10 worst ways to treat a customer – Part 3
Last week I neglected our series about customer service due to more pressing issues…like a Tom Jones concert. It was important and no one can convince me otherwise. But I do admit, this topic is essential as well, so let`s pick up where we left.
Before we do so, I take the opportunity to remind you all, this list is not a poignant judgement of today`s service providers, but only a reminder for all of us to be in each other`s shoe, to show just a little bit of empathy. That might be the missing ingredients to run a successful business.
In the 10 worst ways to treat a customer – Part 2, I explained the deadly power of ‘Impossible’ and the advantages of the counteroffer. Here are the next two items on my list.
5. Don`t criticize my idea.
Previously, I was talking about the severe damage can be caused by saying to a customer that her notion is unrealistic. That`s an extreme reaction, of course, although true story, I swear. In case anyone wants proof, just drop me a line and I send you the original email I received, but let`s spare ourselves from such experience for now…personally, I had enough reading it once.
A bit gentler insult is more common. I refer to the situation when service providers tear my request into pieces telling me how and where I got it wrong. “That`s a bad idea, it will look awful.” or “Who told you that it would be good in this way?”
I try not to sound like a baby, but these are really hurtful things to say (I should have tried harder, never mind.). Everyone has the right to disagree with me, all in all, taste is subjective, but there are countless other ways to express your professional doubts. And the key here is `professional`: the moment you target the idea itself or even the source of the idea, the situation becomes personal and from that point…well, there is no going back. The business relationship has ended before even began.
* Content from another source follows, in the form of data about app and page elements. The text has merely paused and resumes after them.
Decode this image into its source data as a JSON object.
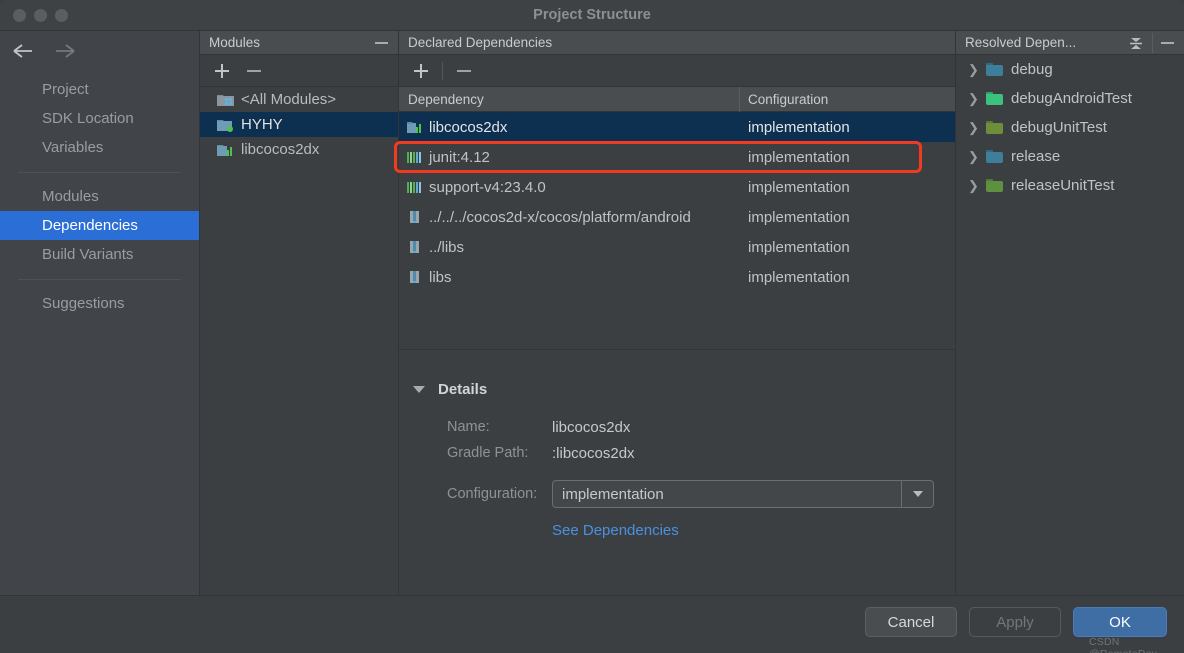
{
  "window": {
    "title": "Project Structure",
    "traffic_lights": [
      "close-dot",
      "minimize-dot",
      "maximize-dot"
    ]
  },
  "sidebar": {
    "back_icon": "back-arrow-icon",
    "forward_icon": "forward-arrow-icon",
    "groups": [
      {
        "items": [
          {
            "label": "Project",
            "selected": false
          },
          {
            "label": "SDK Location",
            "selected": false
          },
          {
            "label": "Variables",
            "selected": false
          }
        ]
      },
      {
        "items": [
          {
            "label": "Modules",
            "selected": false
          },
          {
            "label": "Dependencies",
            "selected": true
          },
          {
            "label": "Build Variants",
            "selected": false
          }
        ]
      },
      {
        "items": [
          {
            "label": "Suggestions",
            "selected": false
          }
        ]
      }
    ],
    "selected_color": "#2b6ed6"
  },
  "modules_panel": {
    "title": "Modules",
    "minimize_icon": "minimize-icon",
    "toolbar": {
      "add_icon": "plus-icon",
      "remove_icon": "minus-icon"
    },
    "items": [
      {
        "label": "<All Modules>",
        "icon": "all-modules-icon",
        "selected": false
      },
      {
        "label": "HYHY",
        "icon": "module-folder-icon",
        "selected": true
      },
      {
        "label": "libcocos2dx",
        "icon": "library-module-icon",
        "selected": false
      }
    ]
  },
  "declared_panel": {
    "title": "Declared Dependencies",
    "toolbar": {
      "add_icon": "plus-icon",
      "remove_icon": "minus-icon"
    },
    "columns": [
      "Dependency",
      "Configuration"
    ],
    "rows": [
      {
        "dependency": "libcocos2dx",
        "configuration": "implementation",
        "icon": "module-icon",
        "selected": true,
        "highlighted": false
      },
      {
        "dependency": "junit:4.12",
        "configuration": "implementation",
        "icon": "library-icon",
        "selected": false,
        "highlighted": true
      },
      {
        "dependency": "support-v4:23.4.0",
        "configuration": "implementation",
        "icon": "library-icon",
        "selected": false,
        "highlighted": false
      },
      {
        "dependency": "../../../cocos2d-x/cocos/platform/android",
        "configuration": "implementation",
        "icon": "jar-file-icon",
        "selected": false,
        "highlighted": false
      },
      {
        "dependency": "../libs",
        "configuration": "implementation",
        "icon": "jar-file-icon",
        "selected": false,
        "highlighted": false
      },
      {
        "dependency": "libs",
        "configuration": "implementation",
        "icon": "jar-file-icon",
        "selected": false,
        "highlighted": false
      }
    ],
    "highlight_color": "#f23a21"
  },
  "details": {
    "title": "Details",
    "expander_icon": "triangle-down-icon",
    "name_label": "Name:",
    "name_value": "libcocos2dx",
    "gradle_path_label": "Gradle Path:",
    "gradle_path_value": ":libcocos2dx",
    "configuration_label": "Configuration:",
    "configuration_value": "implementation",
    "dropdown_icon": "chevron-down-icon",
    "see_dependencies_link": "See Dependencies",
    "link_color": "#4a90e2"
  },
  "resolved_panel": {
    "title": "Resolved Depen...",
    "collapse_icon": "collapse-all-icon",
    "minimize_icon": "minimize-icon",
    "items": [
      {
        "label": "debug",
        "color": "#3d7e9a",
        "expand_icon": "chevron-right-icon"
      },
      {
        "label": "debugAndroidTest",
        "color": "#3cc27e",
        "expand_icon": "chevron-right-icon"
      },
      {
        "label": "debugUnitTest",
        "color": "#6d8e3a",
        "expand_icon": "chevron-right-icon"
      },
      {
        "label": "release",
        "color": "#3d7e9a",
        "expand_icon": "chevron-right-icon"
      },
      {
        "label": "releaseUnitTest",
        "color": "#5f9040",
        "expand_icon": "chevron-right-icon"
      }
    ]
  },
  "footer": {
    "cancel_label": "Cancel",
    "apply_label": "Apply",
    "ok_label": "OK",
    "watermark": "CSDN @RemoteDev"
  }
}
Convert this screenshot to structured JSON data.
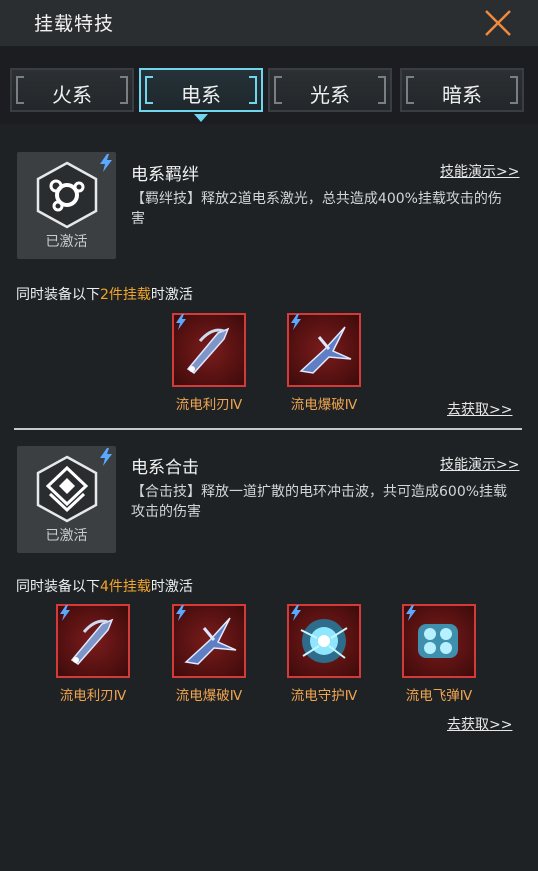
{
  "header": {
    "title": "挂载特技"
  },
  "tabs": [
    {
      "label": "火系",
      "active": false
    },
    {
      "label": "电系",
      "active": true
    },
    {
      "label": "光系",
      "active": false
    },
    {
      "label": "暗系",
      "active": false
    }
  ],
  "sections": [
    {
      "status": "已激活",
      "name": "电系羁绊",
      "demo_link": "技能演示>>",
      "desc": "【羁绊技】释放2道电系激光，总共造成400%挂载攻击的伤害",
      "cond_prefix": "同时装备以下",
      "cond_highlight": "2件挂载",
      "cond_suffix": "时激活",
      "items": [
        "流电利刃Ⅳ",
        "流电爆破Ⅳ"
      ],
      "get_link": "去获取>>"
    },
    {
      "status": "已激活",
      "name": "电系合击",
      "demo_link": "技能演示>>",
      "desc": "【合击技】释放一道扩散的电环冲击波，共可造成600%挂载攻击的伤害",
      "cond_prefix": "同时装备以下",
      "cond_highlight": "4件挂载",
      "cond_suffix": "时激活",
      "items": [
        "流电利刃Ⅳ",
        "流电爆破Ⅳ",
        "流电守护Ⅳ",
        "流电飞弹Ⅳ"
      ],
      "get_link": "去获取>>"
    }
  ],
  "colors": {
    "accent": "#6fd6ee",
    "highlight": "#f0a52a",
    "item_name": "#f0a550",
    "item_border": "#d33b3b"
  }
}
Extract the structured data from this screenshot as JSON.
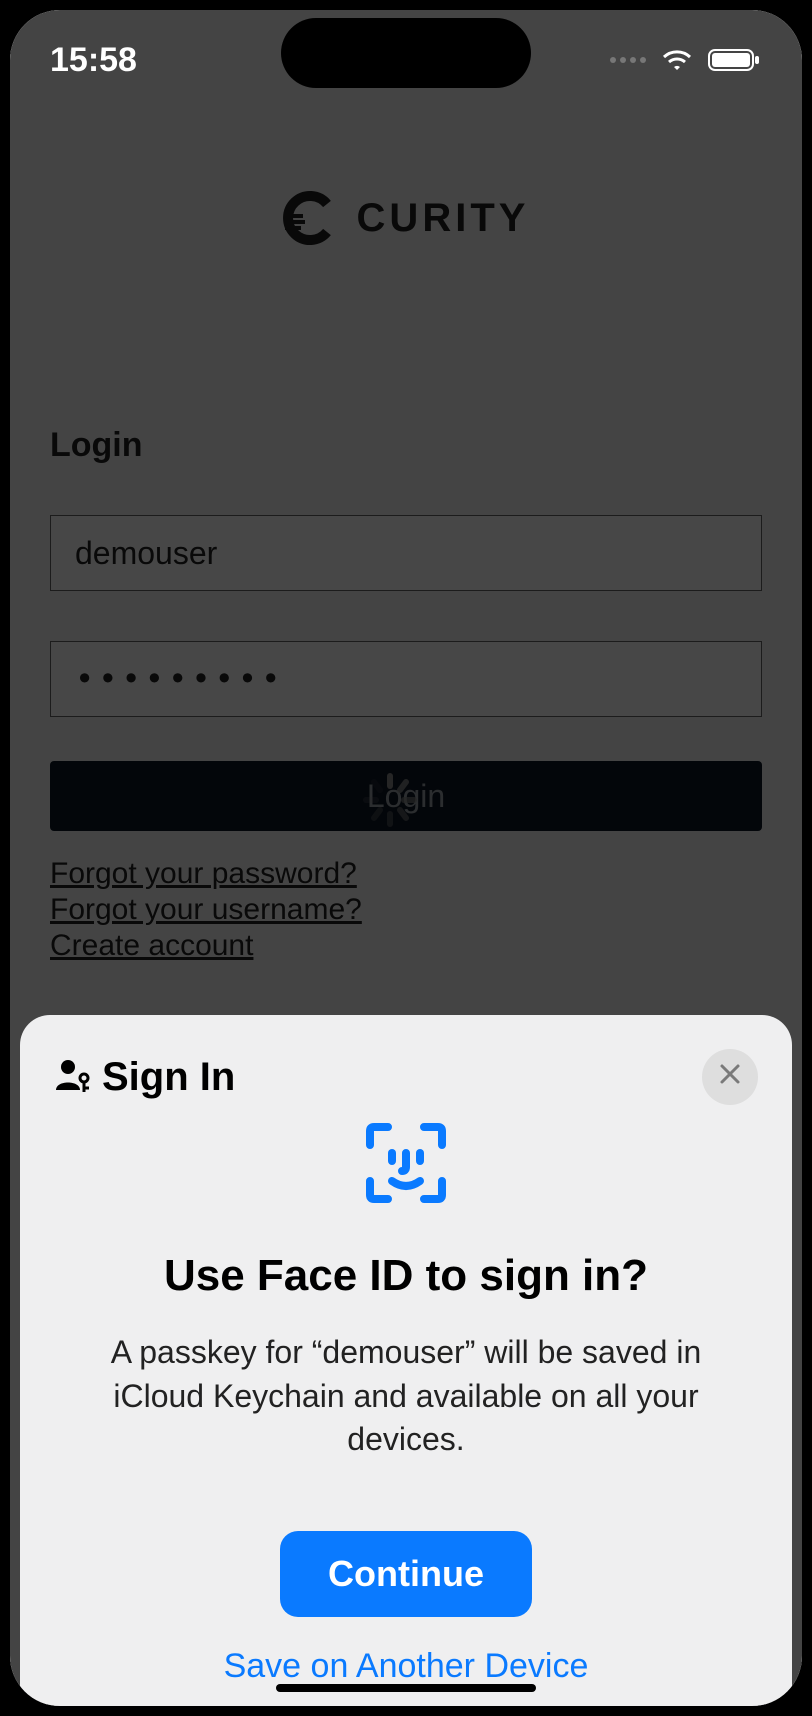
{
  "status": {
    "time": "15:58"
  },
  "brand": {
    "name": "CURITY"
  },
  "login": {
    "heading": "Login",
    "username": "demouser",
    "password": "•••••••••",
    "button": "Login",
    "forgot_password": "Forgot your password?",
    "forgot_username": "Forgot your username?",
    "create_account": "Create account"
  },
  "sheet": {
    "title": "Sign In",
    "heading": "Use Face ID to sign in?",
    "body": "A passkey for “demouser” will be saved in iCloud Keychain and available on all your devices.",
    "continue": "Continue",
    "save_other": "Save on Another Device"
  }
}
How to express doubts in a professional way? By providing alternative solutions. Give me examples how you would do it without degrading my approach. I will not feel violated and probably choose you as a supplier, you will gain a customer and demonstrate competence. Talk about win-win situation.
6. Don`t criticize my product.
Surprisingly enough, I have come across this attitude more and more lately. Must be a trend of sorts. My mother used to say that everything was relative. This is especially true when it comes to taste, so handle it with care.
If I turn to you with a specific request, I will not be open for an unwanted and completely unrelated critique of my product or service. Unless your service is reviewing and assessing items, all I will hear is belittling my stuff that I have been working on months and months. How would you feel?
I am not saying that services providers should be yes-men, but professional communication respecting each other`s effort and work has never hurt anyone. Food for thoughts.
I`ll come back to this topic next week. Wait for me!